• [Exercise] Restate all of the data exactly.

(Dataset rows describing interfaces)
***
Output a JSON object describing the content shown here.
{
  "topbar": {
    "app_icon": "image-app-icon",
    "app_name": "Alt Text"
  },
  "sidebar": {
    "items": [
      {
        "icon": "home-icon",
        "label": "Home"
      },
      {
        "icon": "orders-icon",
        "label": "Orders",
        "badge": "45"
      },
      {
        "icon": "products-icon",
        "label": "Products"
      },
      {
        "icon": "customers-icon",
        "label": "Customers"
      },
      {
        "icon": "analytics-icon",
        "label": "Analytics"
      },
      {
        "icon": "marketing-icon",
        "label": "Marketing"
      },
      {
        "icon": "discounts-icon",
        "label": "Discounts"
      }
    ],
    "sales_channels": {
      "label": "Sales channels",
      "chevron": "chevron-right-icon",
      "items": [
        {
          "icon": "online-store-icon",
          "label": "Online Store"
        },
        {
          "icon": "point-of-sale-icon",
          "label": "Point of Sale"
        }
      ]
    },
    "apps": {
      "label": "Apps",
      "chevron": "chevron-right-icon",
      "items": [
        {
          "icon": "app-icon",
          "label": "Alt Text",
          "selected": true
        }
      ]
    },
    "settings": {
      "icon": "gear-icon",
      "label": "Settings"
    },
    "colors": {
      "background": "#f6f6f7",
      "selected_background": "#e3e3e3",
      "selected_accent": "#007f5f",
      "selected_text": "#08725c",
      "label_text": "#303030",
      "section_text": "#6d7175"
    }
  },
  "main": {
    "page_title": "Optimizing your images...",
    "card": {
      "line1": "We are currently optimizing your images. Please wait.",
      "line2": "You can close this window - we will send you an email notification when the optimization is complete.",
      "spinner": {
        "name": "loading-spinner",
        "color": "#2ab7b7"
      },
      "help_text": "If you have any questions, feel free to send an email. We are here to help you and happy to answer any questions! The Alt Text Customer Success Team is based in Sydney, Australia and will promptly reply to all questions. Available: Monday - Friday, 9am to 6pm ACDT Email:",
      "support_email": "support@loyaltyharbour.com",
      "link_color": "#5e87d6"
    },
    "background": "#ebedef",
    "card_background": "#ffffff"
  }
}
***
• [Exercise solution]
Output a JSON object describing the content shown here.
{
  "topbar": {
    "app_icon": "image-app-icon",
    "app_name": "Alt Text"
  },
  "sidebar": {
    "items": [
      {
        "icon": "home-icon",
        "label": "Home"
      },
      {
        "icon": "orders-icon",
        "label": "Orders",
        "badge": "45"
      },
      {
        "icon": "products-icon",
        "label": "Products"
      },
      {
        "icon": "customers-icon",
        "label": "Customers"
      },
      {
        "icon": "analytics-icon",
        "label": "Analytics"
      },
      {
        "icon": "marketing-icon",
        "label": "Marketing"
      },
      {
        "icon": "discounts-icon",
        "label": "Discounts"
      }
    ],
    "sales_channels": {
      "label": "Sales channels",
      "chevron": "chevron-right-icon",
      "items": [
        {
          "icon": "online-store-icon",
          "label": "Online Store"
        },
        {
          "icon": "point-of-sale-icon",
          "label": "Point of Sale"
        }
      ]
    },
    "apps": {
      "label": "Apps",
      "chevron": "chevron-right-icon",
      "items": [
        {
          "icon": "app-icon",
          "label": "Alt Text",
          "selected": true
        }
      ]
    },
    "settings": {
      "icon": "gear-icon",
      "label": "Settings"
    },
    "colors": {
      "background": "#f6f6f7",
      "selected_background": "#e3e3e3",
      "selected_accent": "#007f5f",
      "selected_text": "#08725c",
      "label_text": "#303030",
      "section_text": "#6d7175"
    }
  },
  "main": {
    "page_title": "Optimizing your images...",
    "card": {
      "line1": "We are currently optimizing your images. Please wait.",
      "line2": "You can close this window - we will send you an email notification when the optimization is complete.",
      "spinner": {
        "name": "loading-spinner",
        "color": "#2ab7b7"
      },
      "help_text": "If you have any questions, feel free to send an email. We are here to help you and happy to answer any questions! The Alt Text Customer Success Team is based in Sydney, Australia and will promptly reply to all questions. Available: Monday - Friday, 9am to 6pm ACDT Email:",
      "support_email": "support@loyaltyharbour.com",
      "link_color": "#5e87d6"
    },
    "background": "#ebedef",
    "card_background": "#ffffff"
  }
}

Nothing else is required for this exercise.